originally posted on Unfilteredmma.com
“(The UFC) didn’t invent the sport. Sure, they helped grow it. They’ve got great fighters. They’ve done a lot to expand the sport, which I think is great. But they didn’t invent MMA.” – Jerry Millen Vice President of M-1 Global.
His statement is true to a point. Yes, the idea of putting two fighters of different styles in the ring against each other was not “invented” by Rorian Gracie and Art Davie (the original founders of the UFC). But lets be honest, without the UFC the sport would have never been as big as it is now. The fact is, if the UFC did not happen mixed martial arts would most likely not be in existence.
But, to back up what Jerry Millen said here is a little history lesson. The idea of organized, minimal-rules fighting can be traced back to the the Olympic games in 648 B.C. At the time is was called Pankration , which was a mix of boxing and wrestling. The idea of mixing styles in organized combat became more and more popular. The Romans later started Roman Pankration, which was a lot more violent then the original Greek style.
Mixed style fighting became very popular in the 1800’s, with different events taking place all over Europe and Japan. There were even styles created behind the idea of mixed martial arts like Bartitsu, which supposedly combined the best elements of a number of fighting styles into one style. With the popularity of mixed style fighting growing many of the U.S. boxers began stepping into the ring with wrestlers, usually ending with them being thrown on the mat and submitted.
In the early 1900’s the Gracie family started the Vale-tudo tournament in Brazil. Originally, Vale-tudo was started as a side show for Brazilian circus’, but was soon forced into the underground subculture. Much later this Vale-tudo format was brought to America, mainly to showcase the dominance of Brazilian jiu-jitsu to the American public. The event was viewed by 86,592 pay-per-viewers at the first Ultimate Fighting Championship. Though already common knowledge, the first UFC tournament was won by the brother of co-founder Rorian Gracie, Royce.
So we’ve come back full circle from where we started. It seems this article totally agrees with everything Jerry Millen was saying. But, it begs to question, can you really say anyone invented the idea of MMA. You put two angry people in a cage, even without training, and you will see fighting with two different styles. Therefore almost every fight, even a school yard brawl, could be considered Mixed Martial Arts in some way.
But that is not the point of the article. The thrust of the idea is that when talking about “modern” mixed martial arts, to say that the UFC simply “helped it grow” is absurd. This article and, even more, this website would not be in existence if not for the UFC. Ask any up and coming fighter what their goal is as a fighter and almost certainly they will say they want to fight in the UFC. When was the last time you heard a fighter say they are going to train as hard as they can so one day, hopefully, they could fight for Dream?

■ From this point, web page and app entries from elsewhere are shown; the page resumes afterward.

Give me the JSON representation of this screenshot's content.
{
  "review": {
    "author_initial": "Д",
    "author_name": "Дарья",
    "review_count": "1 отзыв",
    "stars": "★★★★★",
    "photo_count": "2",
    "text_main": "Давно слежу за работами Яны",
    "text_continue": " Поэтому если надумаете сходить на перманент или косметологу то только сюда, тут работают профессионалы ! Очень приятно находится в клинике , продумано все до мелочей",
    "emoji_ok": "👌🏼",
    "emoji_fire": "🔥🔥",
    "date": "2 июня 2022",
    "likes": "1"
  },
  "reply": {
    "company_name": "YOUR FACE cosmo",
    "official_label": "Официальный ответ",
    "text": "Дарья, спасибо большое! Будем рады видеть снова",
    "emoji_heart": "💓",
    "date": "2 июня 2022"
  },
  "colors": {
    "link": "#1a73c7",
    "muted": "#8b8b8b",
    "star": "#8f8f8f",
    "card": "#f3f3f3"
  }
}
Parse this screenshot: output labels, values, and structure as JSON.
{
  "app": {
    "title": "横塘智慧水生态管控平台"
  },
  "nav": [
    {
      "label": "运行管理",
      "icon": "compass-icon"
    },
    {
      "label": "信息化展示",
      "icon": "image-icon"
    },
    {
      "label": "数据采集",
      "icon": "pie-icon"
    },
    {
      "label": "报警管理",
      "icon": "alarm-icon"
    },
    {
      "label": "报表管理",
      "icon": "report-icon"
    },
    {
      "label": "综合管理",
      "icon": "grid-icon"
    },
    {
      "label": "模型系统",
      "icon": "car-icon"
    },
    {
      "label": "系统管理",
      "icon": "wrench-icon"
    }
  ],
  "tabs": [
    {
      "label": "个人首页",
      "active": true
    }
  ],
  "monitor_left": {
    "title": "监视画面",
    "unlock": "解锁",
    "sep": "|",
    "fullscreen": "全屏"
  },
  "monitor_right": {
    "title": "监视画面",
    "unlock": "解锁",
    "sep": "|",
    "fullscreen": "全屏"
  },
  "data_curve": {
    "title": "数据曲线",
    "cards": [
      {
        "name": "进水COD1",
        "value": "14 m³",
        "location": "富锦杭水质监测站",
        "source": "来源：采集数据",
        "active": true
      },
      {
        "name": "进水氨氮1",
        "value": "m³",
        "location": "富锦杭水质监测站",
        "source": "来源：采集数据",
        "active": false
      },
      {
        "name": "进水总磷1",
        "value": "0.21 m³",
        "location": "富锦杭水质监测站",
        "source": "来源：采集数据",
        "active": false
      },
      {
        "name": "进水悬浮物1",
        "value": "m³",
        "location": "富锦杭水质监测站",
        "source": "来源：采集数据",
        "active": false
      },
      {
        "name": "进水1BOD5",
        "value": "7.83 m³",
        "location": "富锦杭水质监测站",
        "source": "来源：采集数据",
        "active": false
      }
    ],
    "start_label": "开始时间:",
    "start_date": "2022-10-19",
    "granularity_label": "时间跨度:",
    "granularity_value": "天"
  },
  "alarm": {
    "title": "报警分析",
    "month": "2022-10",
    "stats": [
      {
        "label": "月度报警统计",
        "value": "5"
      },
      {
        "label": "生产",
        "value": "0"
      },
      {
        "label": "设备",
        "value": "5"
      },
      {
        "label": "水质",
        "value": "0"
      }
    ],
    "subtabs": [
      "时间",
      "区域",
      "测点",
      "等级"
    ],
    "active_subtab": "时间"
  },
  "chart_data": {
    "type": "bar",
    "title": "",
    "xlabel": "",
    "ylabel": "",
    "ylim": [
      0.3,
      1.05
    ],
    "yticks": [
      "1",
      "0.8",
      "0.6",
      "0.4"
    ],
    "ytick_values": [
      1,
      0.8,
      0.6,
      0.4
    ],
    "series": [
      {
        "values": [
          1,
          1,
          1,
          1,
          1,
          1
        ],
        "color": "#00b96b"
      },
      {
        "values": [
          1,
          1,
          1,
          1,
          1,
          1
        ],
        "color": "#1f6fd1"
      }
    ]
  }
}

Though the UFC did not invent the idea of MMA, they have without a doubt become MMA. What they did invent was how to correctly and successfully promote MMA. They perfected the format that is widely used by most, if not all, MMA organizations. They, also, figured out how to get the fans to truly follow the sport. Talk to someone who doesn’t follow MMA and you wont hear them refer to it as mixed martial arts. The common term is “Ultimate Fighting”. Why is that? Because the UFC brought the sport to the public.Jerry Millen
So yeah Jerry, sure the UFC didn’t invent MMA. But you, M-1 and Strikeforce will never be able to duplicate what they have done. You will always be recognized as one of the ones who came after the Ultimate Fighting Championship.
originally posted on Unfilteredmma.com
i dont understand the point of this
of course everyone knows people have been fighting for thousands of years.. thats what MMA is....